“I dream of one day knowing that all cancers have good treatment options, and for me, this is a really worthy goal. It also feels like this should be obtainable given how quickly we are currently learning to exploit the amazing jobs different immune cells do!
“Our project will increase our understanding of how immune cells get to cancers, how they change once there and why. This is fundamental to develop therapies that reinvigorate the immune response – currently these work amazingly well in a minority of patients, but we need to understand why they don’t work better across the board. Through better understanding these changes we hope that new ways to boost the response of immunotherapies will be clear and can be rapidly translated into helping patients.
“Being able to do research for a career is a huge privilege and is only possible thanks to the enormous support of charities such as Worldwide Cancer Research that provide so much of the funding.”
Dr Helen Rippon, Chief Executive, Worldwide Cancer Research said:
“The past year has shown us the vital role research plays in improving the lives of people across the world, with the global research community coming together to deliver COVID-19 vaccines at phenomenal pace.
“It has also demonstrated what can be achieved when dedicated and well-funded scientists with the brightest minds come together to solve a problem.

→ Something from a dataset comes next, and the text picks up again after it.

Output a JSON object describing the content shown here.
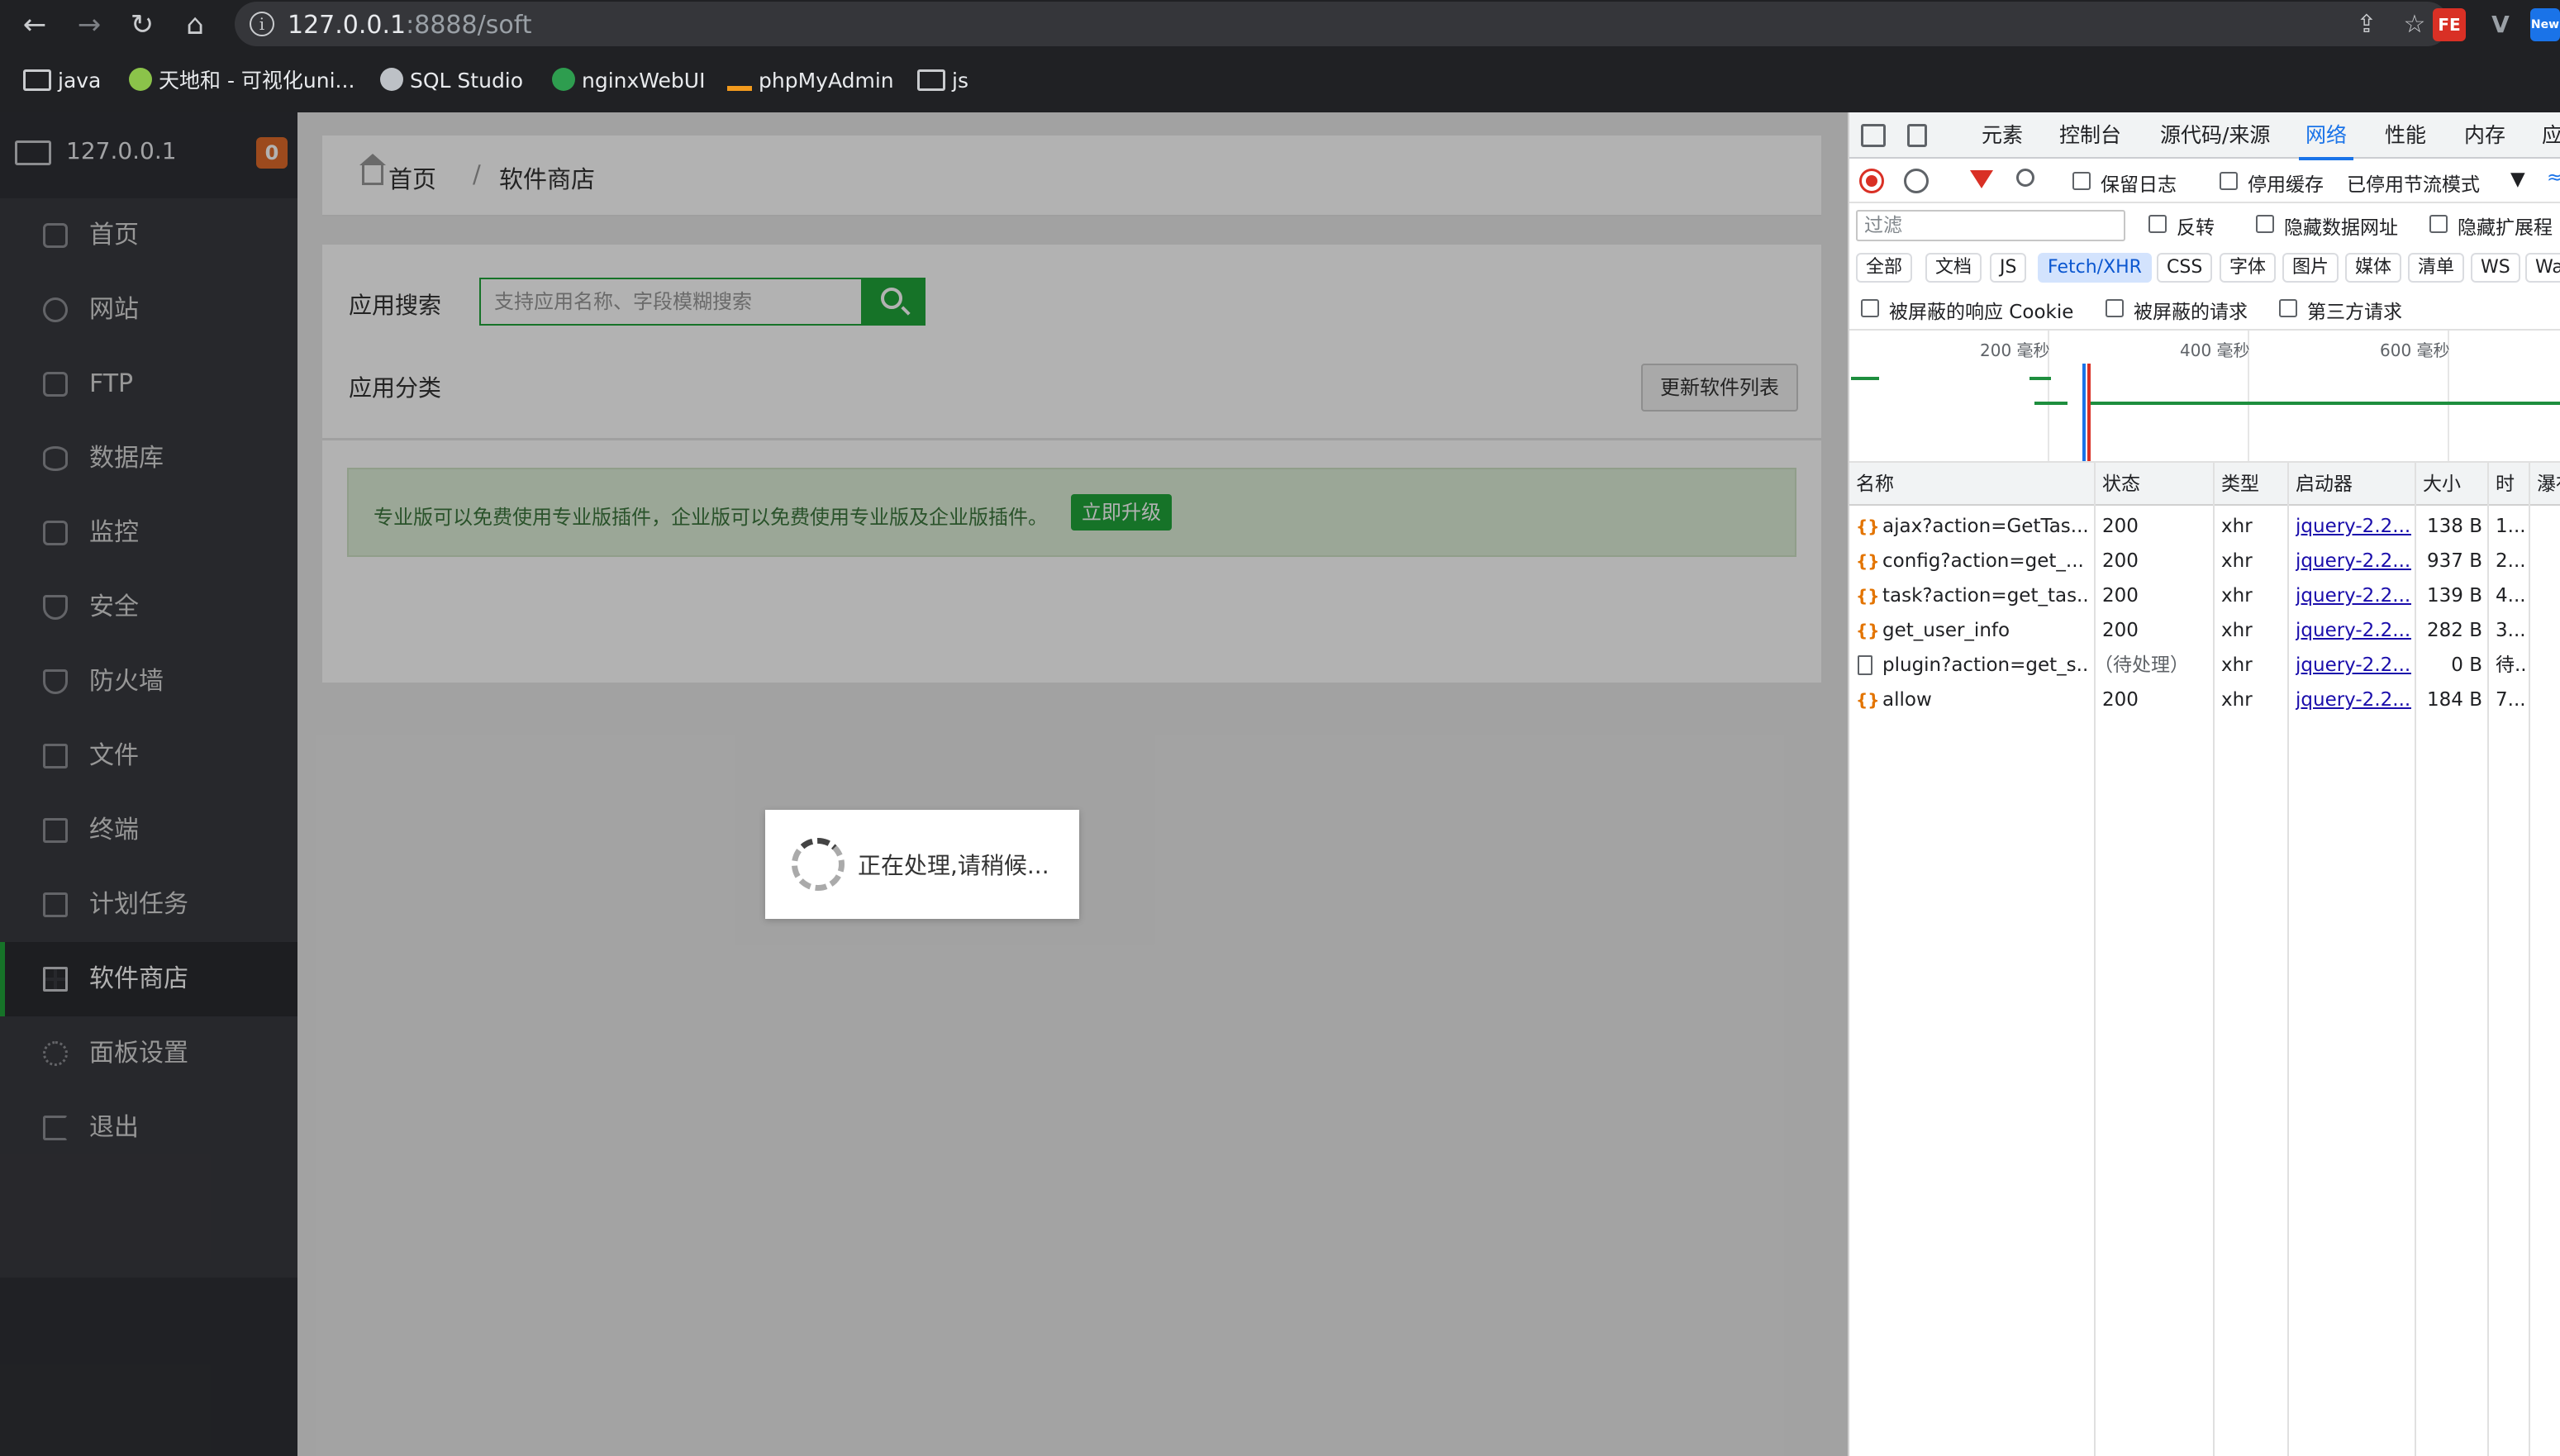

For many cancers, like pancreatic cancer, survival rates still need to be improved which is why continuing to start new cures for cancer is so vital.
“We’d like to say a massive thank you to David for sharing his powerful story on Father’s Day, and for his important research into improving immunotherapies. We won’t stop until cancer does.”
To help Worldwide Cancer Research start new cancer cures, please visit: https://www.worldwidecancerresearch.org/support-us/donate/